■ Problem details:
Whenever a line contains "Bepev", include it in the count; reply with the number of such lines in the data and nothing else.

■ Dataset content:
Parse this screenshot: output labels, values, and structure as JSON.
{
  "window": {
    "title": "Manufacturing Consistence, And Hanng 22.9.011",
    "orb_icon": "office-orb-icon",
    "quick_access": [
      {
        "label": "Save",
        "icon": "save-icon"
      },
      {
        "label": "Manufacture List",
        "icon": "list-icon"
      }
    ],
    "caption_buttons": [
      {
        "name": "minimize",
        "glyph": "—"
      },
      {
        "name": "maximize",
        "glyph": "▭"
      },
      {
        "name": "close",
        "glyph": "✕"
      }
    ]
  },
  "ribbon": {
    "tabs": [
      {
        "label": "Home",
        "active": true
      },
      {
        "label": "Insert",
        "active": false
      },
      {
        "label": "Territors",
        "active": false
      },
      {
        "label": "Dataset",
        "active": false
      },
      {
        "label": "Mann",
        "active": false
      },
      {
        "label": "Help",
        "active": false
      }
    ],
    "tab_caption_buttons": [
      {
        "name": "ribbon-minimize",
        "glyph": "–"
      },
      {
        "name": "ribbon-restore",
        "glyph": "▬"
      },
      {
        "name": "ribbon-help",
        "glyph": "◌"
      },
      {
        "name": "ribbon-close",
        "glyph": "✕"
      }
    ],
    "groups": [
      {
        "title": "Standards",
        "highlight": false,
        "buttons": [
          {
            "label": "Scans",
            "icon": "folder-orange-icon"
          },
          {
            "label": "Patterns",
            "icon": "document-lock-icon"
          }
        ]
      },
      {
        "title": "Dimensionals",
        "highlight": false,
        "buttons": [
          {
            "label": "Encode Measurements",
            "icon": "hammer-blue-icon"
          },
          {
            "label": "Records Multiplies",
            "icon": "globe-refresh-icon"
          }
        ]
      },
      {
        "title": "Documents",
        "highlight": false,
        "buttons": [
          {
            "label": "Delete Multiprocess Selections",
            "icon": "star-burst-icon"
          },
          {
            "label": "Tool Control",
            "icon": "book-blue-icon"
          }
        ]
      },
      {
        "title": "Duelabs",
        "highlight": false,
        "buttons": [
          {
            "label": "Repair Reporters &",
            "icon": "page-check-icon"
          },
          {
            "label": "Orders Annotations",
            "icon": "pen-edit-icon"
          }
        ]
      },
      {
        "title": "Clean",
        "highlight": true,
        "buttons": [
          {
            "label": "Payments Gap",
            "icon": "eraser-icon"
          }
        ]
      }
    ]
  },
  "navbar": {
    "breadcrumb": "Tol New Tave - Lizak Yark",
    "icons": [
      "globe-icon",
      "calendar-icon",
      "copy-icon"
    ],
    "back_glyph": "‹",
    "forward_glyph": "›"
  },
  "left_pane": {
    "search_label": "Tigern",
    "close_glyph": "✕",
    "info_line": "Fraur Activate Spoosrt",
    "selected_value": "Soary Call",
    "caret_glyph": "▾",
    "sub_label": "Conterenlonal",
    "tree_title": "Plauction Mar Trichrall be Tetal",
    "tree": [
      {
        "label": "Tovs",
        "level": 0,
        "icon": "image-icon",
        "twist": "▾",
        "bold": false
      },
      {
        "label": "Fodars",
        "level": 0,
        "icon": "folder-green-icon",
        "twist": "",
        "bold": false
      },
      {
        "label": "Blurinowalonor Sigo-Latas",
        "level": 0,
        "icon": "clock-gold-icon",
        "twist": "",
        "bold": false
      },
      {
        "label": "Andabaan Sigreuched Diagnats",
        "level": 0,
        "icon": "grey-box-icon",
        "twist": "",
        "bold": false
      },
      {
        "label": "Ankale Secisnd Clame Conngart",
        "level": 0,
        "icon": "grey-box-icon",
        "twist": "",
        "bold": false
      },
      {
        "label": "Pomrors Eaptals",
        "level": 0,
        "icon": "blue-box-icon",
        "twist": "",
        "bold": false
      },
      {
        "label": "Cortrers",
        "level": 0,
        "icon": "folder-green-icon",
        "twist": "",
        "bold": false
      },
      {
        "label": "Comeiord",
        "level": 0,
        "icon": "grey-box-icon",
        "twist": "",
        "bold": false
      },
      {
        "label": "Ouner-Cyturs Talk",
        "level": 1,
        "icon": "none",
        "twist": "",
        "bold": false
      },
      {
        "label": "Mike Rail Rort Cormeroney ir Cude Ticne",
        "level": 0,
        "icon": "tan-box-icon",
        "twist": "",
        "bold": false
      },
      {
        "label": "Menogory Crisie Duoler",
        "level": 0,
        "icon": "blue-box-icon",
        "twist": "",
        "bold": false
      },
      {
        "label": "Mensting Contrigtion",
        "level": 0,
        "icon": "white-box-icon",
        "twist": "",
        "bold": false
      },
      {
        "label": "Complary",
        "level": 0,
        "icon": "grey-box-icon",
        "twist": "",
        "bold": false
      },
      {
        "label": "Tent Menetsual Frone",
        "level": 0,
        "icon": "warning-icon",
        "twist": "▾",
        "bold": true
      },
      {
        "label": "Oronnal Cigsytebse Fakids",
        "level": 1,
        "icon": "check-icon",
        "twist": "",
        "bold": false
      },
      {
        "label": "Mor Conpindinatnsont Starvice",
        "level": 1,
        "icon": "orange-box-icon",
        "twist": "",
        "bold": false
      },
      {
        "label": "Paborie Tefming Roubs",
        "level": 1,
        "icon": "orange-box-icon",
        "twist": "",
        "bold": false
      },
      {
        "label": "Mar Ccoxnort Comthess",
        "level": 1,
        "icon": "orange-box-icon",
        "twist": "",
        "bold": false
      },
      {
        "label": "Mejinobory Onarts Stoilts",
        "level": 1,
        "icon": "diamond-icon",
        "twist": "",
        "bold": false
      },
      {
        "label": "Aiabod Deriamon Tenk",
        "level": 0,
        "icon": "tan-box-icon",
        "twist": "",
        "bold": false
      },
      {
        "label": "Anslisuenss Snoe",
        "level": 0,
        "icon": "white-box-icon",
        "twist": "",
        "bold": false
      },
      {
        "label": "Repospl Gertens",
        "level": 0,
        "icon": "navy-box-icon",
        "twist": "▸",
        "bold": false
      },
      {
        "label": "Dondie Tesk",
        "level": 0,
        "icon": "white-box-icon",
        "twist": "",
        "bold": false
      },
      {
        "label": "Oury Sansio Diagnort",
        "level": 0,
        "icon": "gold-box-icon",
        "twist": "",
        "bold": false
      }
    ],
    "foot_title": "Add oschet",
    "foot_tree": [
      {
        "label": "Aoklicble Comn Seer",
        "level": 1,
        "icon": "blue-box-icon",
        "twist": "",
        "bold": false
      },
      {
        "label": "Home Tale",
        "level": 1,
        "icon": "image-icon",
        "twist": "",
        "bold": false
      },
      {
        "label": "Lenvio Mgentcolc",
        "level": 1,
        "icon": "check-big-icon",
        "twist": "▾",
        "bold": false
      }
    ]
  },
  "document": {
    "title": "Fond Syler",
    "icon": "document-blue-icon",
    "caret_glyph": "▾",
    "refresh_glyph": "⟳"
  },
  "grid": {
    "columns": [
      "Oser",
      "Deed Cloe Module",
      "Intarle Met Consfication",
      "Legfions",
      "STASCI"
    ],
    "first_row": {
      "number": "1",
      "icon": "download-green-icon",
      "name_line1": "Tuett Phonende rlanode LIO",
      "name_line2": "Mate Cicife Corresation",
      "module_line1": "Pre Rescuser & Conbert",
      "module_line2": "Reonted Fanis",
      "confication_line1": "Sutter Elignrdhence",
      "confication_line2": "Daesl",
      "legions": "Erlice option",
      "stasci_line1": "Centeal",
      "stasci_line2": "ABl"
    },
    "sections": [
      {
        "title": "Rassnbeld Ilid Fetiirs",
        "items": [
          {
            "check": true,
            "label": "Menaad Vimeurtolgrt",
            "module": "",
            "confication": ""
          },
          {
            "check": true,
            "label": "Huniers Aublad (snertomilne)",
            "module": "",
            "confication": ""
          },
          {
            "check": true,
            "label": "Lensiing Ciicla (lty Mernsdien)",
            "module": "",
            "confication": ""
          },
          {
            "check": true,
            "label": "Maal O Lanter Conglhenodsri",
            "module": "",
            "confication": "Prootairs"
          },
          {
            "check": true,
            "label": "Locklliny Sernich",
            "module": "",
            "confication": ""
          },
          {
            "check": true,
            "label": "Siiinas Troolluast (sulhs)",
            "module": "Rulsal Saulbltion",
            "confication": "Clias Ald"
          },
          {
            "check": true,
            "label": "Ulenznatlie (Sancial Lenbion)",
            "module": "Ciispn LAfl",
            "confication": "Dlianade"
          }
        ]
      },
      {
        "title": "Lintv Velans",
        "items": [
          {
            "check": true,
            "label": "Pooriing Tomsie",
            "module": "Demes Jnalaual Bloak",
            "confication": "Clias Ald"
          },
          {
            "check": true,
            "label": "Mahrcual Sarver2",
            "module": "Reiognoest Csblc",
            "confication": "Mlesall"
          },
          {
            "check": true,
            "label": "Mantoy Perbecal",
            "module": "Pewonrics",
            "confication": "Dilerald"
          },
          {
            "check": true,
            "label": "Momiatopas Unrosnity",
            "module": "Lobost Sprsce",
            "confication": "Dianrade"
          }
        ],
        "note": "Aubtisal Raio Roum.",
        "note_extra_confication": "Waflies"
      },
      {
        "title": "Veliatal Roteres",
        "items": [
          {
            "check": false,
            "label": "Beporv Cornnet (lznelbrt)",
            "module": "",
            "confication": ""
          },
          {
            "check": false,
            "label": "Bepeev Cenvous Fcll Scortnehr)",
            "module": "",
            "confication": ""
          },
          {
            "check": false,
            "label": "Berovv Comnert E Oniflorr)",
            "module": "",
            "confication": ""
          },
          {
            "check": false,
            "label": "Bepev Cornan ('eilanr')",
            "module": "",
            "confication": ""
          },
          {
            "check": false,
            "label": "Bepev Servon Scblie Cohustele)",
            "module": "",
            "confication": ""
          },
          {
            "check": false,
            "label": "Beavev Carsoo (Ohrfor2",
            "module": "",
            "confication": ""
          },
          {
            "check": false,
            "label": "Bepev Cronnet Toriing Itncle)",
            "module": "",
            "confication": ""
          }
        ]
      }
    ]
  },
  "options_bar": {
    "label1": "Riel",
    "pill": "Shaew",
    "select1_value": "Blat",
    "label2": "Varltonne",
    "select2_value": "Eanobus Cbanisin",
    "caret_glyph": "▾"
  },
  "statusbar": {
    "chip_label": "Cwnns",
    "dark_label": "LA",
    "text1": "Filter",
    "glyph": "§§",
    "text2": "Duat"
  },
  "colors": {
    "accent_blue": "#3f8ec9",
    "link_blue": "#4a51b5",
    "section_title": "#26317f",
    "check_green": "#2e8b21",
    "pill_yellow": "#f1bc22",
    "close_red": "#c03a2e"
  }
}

■ Answer to the problem:
3